══ Records shown

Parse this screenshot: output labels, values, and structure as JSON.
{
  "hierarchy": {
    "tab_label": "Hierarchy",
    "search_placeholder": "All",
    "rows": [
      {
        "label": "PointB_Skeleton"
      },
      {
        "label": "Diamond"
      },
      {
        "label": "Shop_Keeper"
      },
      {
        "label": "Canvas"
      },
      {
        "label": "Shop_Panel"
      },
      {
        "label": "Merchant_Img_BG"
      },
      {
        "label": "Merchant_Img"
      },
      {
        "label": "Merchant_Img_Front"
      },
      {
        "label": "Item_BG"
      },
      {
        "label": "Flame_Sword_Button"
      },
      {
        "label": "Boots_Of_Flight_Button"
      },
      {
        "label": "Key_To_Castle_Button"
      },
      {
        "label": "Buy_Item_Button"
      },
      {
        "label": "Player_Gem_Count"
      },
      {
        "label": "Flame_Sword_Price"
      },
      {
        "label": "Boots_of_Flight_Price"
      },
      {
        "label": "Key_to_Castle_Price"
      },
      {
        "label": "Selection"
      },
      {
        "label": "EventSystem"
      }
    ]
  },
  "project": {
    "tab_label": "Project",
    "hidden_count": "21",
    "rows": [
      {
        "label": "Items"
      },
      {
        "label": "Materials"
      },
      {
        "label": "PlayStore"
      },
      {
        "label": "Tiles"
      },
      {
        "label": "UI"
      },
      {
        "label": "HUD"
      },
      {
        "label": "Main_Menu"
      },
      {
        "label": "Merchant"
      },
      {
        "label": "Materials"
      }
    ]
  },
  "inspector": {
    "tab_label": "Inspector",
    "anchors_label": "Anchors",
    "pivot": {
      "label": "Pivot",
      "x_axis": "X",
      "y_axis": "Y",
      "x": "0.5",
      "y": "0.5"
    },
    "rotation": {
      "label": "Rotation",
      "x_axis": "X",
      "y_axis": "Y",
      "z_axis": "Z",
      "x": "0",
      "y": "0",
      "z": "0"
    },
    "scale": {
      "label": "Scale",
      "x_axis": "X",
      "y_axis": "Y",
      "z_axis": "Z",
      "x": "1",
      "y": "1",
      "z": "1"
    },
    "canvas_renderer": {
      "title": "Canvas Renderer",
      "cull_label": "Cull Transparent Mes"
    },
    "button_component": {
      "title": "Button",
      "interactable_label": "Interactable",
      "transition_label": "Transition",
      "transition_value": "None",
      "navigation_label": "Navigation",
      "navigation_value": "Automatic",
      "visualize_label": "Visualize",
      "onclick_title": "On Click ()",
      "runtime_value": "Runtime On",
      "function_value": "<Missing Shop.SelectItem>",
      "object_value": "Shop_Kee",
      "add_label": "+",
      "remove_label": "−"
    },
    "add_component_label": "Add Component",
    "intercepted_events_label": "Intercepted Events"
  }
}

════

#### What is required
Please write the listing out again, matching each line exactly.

#### Solution to this exercise
Parse this screenshot: output labels, values, and structure as JSON.
{
  "hierarchy": {
    "tab_label": "Hierarchy",
    "search_placeholder": "All",
    "rows": [
      {
        "label": "PointB_Skeleton"
      },
      {
        "label": "Diamond"
      },
      {
        "label": "Shop_Keeper"
      },
      {
        "label": "Canvas"
      },
      {
        "label": "Shop_Panel"
      },
      {
        "label": "Merchant_Img_BG"
      },
      {
        "label": "Merchant_Img"
      },
      {
        "label": "Merchant_Img_Front"
      },
      {
        "label": "Item_BG"
      },
      {
        "label": "Flame_Sword_Button"
      },
      {
        "label": "Boots_Of_Flight_Button"
      },
      {
        "label": "Key_To_Castle_Button"
      },
      {
        "label": "Buy_Item_Button"
      },
      {
        "label": "Player_Gem_Count"
      },
      {
        "label": "Flame_Sword_Price"
      },
      {
        "label": "Boots_of_Flight_Price"
      },
      {
        "label": "Key_to_Castle_Price"
      },
      {
        "label": "Selection"
      },
      {
        "label": "EventSystem"
      }
    ]
  },
  "project": {
    "tab_label": "Project",
    "hidden_count": "21",
    "rows": [
      {
        "label": "Items"
      },
      {
        "label": "Materials"
      },
      {
        "label": "PlayStore"
      },
      {
        "label": "Tiles"
      },
      {
        "label": "UI"
      },
      {
        "label": "HUD"
      },
      {
        "label": "Main_Menu"
      },
      {
        "label": "Merchant"
      },
      {
        "label": "Materials"
      }
    ]
  },
  "inspector": {
    "tab_label": "Inspector",
    "anchors_label": "Anchors",
    "pivot": {
      "label": "Pivot",
      "x_axis": "X",
      "y_axis": "Y",
      "x": "0.5",
      "y": "0.5"
    },
    "rotation": {
      "label": "Rotation",
      "x_axis": "X",
      "y_axis": "Y",
      "z_axis": "Z",
      "x": "0",
      "y": "0",
      "z": "0"
    },
    "scale": {
      "label": "Scale",
      "x_axis": "X",
      "y_axis": "Y",
      "z_axis": "Z",
      "x": "1",
      "y": "1",
      "z": "1"
    },
    "canvas_renderer": {
      "title": "Canvas Renderer",
      "cull_label": "Cull Transparent Mes"
    },
    "button_component": {
      "title": "Button",
      "interactable_label": "Interactable",
      "transition_label": "Transition",
      "transition_value": "None",
      "navigation_label": "Navigation",
      "navigation_value": "Automatic",
      "visualize_label": "Visualize",
      "onclick_title": "On Click ()",
      "runtime_value": "Runtime On",
      "function_value": "<Missing Shop.SelectItem>",
      "object_value": "Shop_Kee",
      "add_label": "+",
      "remove_label": "−"
    },
    "add_component_label": "Add Component",
    "intercepted_events_label": "Intercepted Events"
  }
}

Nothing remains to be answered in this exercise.